    "tau_spacing": tau_spacing,  # us
    "pulse_len": 300,  # us
    "num_ranges": 75,  # range gates
    "first_range": 180,  # first range gate, in km
    "intt": 3500,  # duration of an integration, in ms
    "beam_angle": [-24.3, -21.06, -17.82, -14.58, -11.34, -8.1, -4.86, -1.62, 1.62, 4.86, 8.1, 11.34,
    14.58, 21.06, 24.3],  # 16 beams, separated by 3.24 degrees
    "rx_beam_order": [15, 14, 13, 12, 11, 10, 9, 8, 7, 6, 5, 4, 3, 2, 1, 0],
    "tx_beam_order": [15, 14, 13, 12, 11, 10, 9, 8, 7, 6, 5, 4, 3, 2, 1, 0],
    "scanbound": [i * 3.5 for i in range(len(beams_to_use))], #1 min scan
    "freq" : 10500, #kHz
    "acf": True,
    "xcf": True,  # cross-correlation processing
    "acfint": True,  # interferometer acfs
    "wait_for_first_scanbound": False,
}

self.add_slice(first_slice)

This slice would be assigned with slice_id = 0 if it’s the first slice added to the experiment. The experiment could also add another slice:

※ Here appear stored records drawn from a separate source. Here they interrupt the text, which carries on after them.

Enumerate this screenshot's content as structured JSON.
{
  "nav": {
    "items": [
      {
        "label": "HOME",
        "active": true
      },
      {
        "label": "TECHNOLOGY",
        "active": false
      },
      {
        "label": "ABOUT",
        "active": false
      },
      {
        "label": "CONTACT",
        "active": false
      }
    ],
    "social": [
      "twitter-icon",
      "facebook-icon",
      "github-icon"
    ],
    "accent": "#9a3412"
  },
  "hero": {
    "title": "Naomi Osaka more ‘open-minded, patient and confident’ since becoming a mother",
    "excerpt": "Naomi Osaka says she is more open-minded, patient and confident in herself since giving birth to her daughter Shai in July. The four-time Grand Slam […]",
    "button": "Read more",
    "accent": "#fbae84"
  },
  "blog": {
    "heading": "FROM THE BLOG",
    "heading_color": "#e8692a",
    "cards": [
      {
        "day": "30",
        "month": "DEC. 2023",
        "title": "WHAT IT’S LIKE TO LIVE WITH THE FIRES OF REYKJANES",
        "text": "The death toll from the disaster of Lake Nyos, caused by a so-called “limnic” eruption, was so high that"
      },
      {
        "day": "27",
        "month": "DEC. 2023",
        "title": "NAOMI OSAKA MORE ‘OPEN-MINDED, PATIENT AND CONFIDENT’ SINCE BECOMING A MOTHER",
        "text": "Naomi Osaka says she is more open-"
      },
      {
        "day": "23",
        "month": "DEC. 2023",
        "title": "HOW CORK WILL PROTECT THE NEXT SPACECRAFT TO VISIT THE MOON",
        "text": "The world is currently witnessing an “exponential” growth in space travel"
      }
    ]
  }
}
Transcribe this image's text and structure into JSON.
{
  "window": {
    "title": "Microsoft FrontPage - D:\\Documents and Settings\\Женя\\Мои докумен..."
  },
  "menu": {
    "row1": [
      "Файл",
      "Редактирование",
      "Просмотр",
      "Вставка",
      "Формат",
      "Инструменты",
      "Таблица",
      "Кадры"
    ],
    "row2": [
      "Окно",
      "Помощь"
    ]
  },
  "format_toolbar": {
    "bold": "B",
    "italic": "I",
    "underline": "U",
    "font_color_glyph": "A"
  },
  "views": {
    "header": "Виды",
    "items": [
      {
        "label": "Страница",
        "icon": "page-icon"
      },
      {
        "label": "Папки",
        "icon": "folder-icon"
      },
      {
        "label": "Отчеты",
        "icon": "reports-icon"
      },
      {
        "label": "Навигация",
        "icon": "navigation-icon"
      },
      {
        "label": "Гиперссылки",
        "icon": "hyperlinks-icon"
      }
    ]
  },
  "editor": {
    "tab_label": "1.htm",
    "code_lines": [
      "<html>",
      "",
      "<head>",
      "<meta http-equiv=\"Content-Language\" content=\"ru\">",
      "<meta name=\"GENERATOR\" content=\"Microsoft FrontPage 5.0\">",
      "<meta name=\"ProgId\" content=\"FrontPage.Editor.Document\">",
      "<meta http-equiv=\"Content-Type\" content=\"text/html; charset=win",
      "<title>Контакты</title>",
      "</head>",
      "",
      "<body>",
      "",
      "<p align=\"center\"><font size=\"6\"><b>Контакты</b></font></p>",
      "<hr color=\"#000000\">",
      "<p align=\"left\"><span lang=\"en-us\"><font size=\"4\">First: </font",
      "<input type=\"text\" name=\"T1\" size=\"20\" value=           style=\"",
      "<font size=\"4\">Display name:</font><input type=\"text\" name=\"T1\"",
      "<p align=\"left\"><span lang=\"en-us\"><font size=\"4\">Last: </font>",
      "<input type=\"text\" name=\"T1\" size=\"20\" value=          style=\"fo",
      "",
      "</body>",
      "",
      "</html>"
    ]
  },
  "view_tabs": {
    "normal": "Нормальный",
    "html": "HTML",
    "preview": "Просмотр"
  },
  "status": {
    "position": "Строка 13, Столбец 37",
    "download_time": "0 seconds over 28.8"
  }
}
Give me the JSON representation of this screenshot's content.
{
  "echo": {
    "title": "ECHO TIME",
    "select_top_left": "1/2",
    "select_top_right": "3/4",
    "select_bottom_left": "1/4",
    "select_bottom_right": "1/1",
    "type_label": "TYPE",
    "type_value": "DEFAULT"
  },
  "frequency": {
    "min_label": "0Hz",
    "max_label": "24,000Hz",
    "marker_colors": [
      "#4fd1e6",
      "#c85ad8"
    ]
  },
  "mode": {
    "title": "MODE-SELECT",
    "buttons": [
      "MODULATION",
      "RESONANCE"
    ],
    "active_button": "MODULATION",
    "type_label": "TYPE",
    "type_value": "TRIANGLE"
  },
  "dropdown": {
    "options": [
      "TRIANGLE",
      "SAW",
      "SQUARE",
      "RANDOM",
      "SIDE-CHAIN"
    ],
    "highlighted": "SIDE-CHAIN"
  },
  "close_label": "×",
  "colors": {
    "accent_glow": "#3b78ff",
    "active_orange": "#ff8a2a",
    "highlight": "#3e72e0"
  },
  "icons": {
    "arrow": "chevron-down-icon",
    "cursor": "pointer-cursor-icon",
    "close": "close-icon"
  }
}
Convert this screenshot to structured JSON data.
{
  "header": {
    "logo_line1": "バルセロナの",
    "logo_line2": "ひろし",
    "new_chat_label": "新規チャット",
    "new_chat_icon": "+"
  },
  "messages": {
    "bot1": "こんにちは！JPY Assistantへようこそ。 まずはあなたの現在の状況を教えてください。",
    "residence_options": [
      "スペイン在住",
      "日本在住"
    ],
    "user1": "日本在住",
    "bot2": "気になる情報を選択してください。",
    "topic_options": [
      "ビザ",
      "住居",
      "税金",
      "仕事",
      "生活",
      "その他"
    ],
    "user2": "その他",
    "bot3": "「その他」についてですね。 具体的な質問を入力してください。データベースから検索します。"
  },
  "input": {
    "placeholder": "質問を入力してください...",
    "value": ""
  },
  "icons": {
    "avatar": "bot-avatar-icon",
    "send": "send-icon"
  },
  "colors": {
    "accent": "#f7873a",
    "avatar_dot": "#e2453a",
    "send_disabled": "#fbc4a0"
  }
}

second_slice = copy.deepcopy(first_slice)
second_slice['freq'] = 13200 # kHz
second_slice['comment'] = 'This is my second slice, it has a different frequency.'

self.add_slice(second_slice, interfacing_dict={0: 'SCAN'})

Notice that you must specify interfacing to an existing slice when you add a second or greater order slice to the experiment. To see the types of interfacing that can be used, see the above section Interfacing Types Between Slices.

This experiment is very similar to the twofsound experiment. To see examples of common experiments, look at Experiments.

Checking Your Experiment for Errors

An experiment testing script experiment_unittests.py has been written to check experiments for errors and ensure the operation of experiment checking source code. This suite of tests can be run by the following command:

python3 BOREALISPATH/tests/experiments/experiment_unittests.py

This will test all experiments within the borealis_experiments directory, and run all exception-checking unit tests within the testing_archive directory of the experiments directory. At the end, the results of all tests will be summarized, showing how many tests passed and failed.

This testing script can also be used to check specific experiments are written correctly. To do this, ensure your experiment is in the src/borealis_experiments directory and run the following command:

python3 BOREALISPATH/tests/experiments/experiment_unittests.py --experiment [EXPERIMENT_NAME]

where EXPERIMENT_NAME is the module name of your experiment. If there are any errors while checking your experiment, the test will fail and the exception will describe the error.